As there are significant differences in publication practice between disciplines, there are no universally accepted standards for assigning authorship. Unfortunately, concerns and disputes about who should be the authors of a publication arise quite often, which has resulted in the widely accepted and general Vancouver recommendations.

The Vancouver recommendations

The Vancouver recommendations include defining the role of authors, contributors and non-author contributors.
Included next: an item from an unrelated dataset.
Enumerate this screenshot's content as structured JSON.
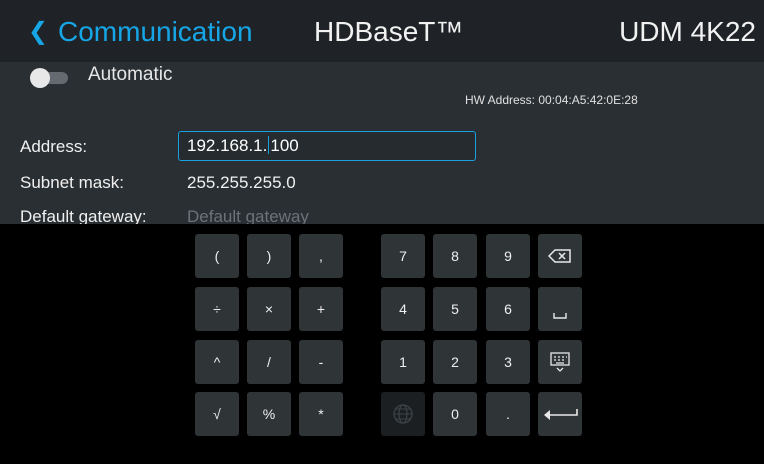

They also cover responsibilities in the submission and peer-review process, conflicts of interest/competing interests, protection of research participants, etc.

The Vancouver recommendations define an author of a scientific publication as a person who has:

  • Contributed substantially to the conception or design of the work; or the acquisition, analysis, or interpretation of data for the work; and
  • Drafted the work or revised it critically for important intellectual content; and made a final approval of the version to be published; and
  • Agreed to be accountable for all aspects of the work in ensuring that questions related to the accuracy or integrity of any part of the work are appropriately investigated and resolved.

For more information on publication ethics, we recommend consulting with the Committee on Publication Ethics (COPE). For handling authorship disputes, explore Authorship and contributorship.